> **EXERCISE DESCRIPTION**: Go through the entries below and return every line that contains "After".

> **Items listed in a dataset**:
::::

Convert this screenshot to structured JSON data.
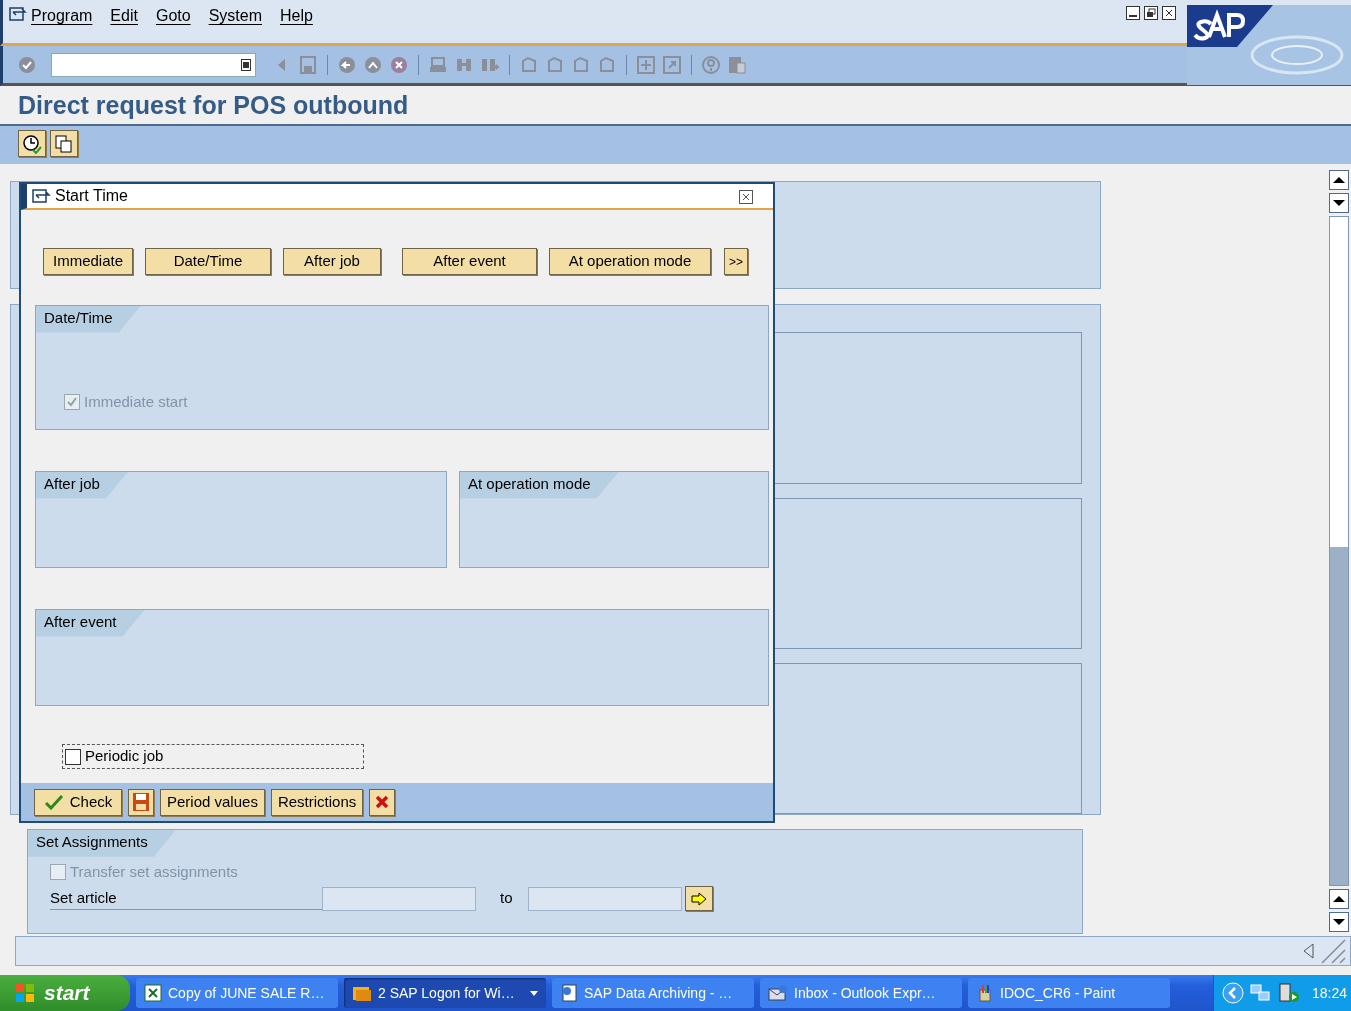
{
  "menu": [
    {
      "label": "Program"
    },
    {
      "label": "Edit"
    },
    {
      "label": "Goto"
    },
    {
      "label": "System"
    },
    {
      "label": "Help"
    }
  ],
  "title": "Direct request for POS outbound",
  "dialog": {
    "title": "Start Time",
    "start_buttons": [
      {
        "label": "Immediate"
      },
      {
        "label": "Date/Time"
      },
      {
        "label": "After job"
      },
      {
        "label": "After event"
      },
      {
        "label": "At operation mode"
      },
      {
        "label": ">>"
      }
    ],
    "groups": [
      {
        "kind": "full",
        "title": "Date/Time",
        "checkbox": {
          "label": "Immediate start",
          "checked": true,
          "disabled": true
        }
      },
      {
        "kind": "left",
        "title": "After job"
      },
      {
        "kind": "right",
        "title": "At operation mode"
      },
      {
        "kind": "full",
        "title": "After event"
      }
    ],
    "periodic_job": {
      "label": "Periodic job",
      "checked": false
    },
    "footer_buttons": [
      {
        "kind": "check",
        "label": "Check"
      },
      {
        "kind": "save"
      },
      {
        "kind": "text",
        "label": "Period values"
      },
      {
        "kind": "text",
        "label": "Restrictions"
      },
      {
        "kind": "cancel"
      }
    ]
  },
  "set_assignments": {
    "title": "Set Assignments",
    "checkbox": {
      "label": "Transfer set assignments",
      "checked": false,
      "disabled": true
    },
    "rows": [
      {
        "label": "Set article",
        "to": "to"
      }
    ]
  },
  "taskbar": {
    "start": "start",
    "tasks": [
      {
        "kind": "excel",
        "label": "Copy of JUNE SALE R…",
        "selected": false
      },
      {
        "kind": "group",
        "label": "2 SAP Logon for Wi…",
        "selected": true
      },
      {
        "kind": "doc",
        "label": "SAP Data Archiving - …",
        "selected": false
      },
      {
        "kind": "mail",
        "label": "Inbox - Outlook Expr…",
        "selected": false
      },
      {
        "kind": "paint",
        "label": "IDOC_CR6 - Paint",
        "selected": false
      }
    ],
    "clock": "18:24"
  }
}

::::

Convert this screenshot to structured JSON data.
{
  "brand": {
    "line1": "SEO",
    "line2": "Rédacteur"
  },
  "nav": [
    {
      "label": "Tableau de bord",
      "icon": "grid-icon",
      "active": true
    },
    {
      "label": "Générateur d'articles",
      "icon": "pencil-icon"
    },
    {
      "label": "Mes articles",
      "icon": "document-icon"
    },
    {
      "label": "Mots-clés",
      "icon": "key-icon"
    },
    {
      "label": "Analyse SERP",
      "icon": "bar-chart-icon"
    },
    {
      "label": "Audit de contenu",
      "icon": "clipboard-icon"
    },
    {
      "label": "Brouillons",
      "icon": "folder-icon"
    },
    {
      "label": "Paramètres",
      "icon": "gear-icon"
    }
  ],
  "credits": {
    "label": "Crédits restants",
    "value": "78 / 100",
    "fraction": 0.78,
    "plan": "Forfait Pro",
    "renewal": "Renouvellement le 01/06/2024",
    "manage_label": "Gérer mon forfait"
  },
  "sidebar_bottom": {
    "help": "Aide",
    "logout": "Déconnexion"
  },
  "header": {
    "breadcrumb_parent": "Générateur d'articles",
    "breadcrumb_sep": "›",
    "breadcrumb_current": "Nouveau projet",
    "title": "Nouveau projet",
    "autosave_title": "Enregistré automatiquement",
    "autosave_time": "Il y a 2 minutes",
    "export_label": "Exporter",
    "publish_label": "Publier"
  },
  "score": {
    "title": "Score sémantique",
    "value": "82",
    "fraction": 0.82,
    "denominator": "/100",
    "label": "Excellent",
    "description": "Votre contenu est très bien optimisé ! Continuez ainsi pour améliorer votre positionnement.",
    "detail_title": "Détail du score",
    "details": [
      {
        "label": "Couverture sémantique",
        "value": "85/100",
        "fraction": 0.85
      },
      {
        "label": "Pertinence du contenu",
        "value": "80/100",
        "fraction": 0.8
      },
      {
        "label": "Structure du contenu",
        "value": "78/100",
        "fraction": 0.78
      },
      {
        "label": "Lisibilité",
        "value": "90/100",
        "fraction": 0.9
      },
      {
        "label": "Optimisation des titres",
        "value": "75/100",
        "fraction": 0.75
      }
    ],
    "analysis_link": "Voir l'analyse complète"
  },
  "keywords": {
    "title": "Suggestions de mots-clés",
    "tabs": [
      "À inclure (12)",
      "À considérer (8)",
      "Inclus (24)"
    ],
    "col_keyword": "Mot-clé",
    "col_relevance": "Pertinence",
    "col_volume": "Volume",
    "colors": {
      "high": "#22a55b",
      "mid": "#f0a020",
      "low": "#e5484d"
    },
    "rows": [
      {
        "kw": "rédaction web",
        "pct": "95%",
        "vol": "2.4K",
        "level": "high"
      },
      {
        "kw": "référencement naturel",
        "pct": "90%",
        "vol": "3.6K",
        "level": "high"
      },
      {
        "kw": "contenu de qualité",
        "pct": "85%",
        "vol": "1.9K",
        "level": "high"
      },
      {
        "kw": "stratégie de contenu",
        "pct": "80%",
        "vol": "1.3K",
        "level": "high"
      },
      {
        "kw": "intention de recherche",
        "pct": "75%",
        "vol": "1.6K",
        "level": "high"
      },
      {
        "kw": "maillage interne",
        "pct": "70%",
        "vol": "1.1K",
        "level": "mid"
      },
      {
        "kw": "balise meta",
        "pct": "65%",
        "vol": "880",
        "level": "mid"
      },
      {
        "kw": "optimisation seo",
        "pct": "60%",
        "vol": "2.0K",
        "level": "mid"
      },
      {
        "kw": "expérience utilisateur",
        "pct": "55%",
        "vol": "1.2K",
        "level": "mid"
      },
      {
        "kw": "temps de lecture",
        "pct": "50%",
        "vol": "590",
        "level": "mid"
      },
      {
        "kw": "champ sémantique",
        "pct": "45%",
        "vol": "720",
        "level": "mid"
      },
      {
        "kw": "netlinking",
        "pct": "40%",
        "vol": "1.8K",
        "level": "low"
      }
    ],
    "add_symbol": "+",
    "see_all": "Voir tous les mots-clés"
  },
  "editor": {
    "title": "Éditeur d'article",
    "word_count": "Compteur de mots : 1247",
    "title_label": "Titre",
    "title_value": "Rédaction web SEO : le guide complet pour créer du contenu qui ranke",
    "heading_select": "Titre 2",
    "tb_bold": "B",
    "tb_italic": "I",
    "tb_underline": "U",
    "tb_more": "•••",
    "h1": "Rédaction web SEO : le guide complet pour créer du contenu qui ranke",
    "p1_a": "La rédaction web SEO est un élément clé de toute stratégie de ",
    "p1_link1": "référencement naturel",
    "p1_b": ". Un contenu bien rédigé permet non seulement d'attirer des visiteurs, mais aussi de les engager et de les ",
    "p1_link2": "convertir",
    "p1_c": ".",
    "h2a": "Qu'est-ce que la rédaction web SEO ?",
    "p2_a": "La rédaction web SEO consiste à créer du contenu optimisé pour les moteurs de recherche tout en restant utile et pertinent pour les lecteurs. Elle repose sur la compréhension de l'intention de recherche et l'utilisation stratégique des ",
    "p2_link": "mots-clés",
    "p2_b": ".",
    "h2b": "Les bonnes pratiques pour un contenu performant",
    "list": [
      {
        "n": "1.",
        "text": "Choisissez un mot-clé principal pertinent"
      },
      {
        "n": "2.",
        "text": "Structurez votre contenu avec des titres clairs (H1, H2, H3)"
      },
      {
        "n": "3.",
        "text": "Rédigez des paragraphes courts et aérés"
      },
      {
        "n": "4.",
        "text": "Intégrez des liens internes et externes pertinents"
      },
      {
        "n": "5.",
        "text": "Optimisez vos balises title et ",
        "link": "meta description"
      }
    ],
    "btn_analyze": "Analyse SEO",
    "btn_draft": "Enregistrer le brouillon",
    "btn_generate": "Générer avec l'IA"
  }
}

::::

> **EXERCISE OUTPUT**:
        "label": "After job"
        "label": "After event"
        "title": "After job"
        "title": "After event"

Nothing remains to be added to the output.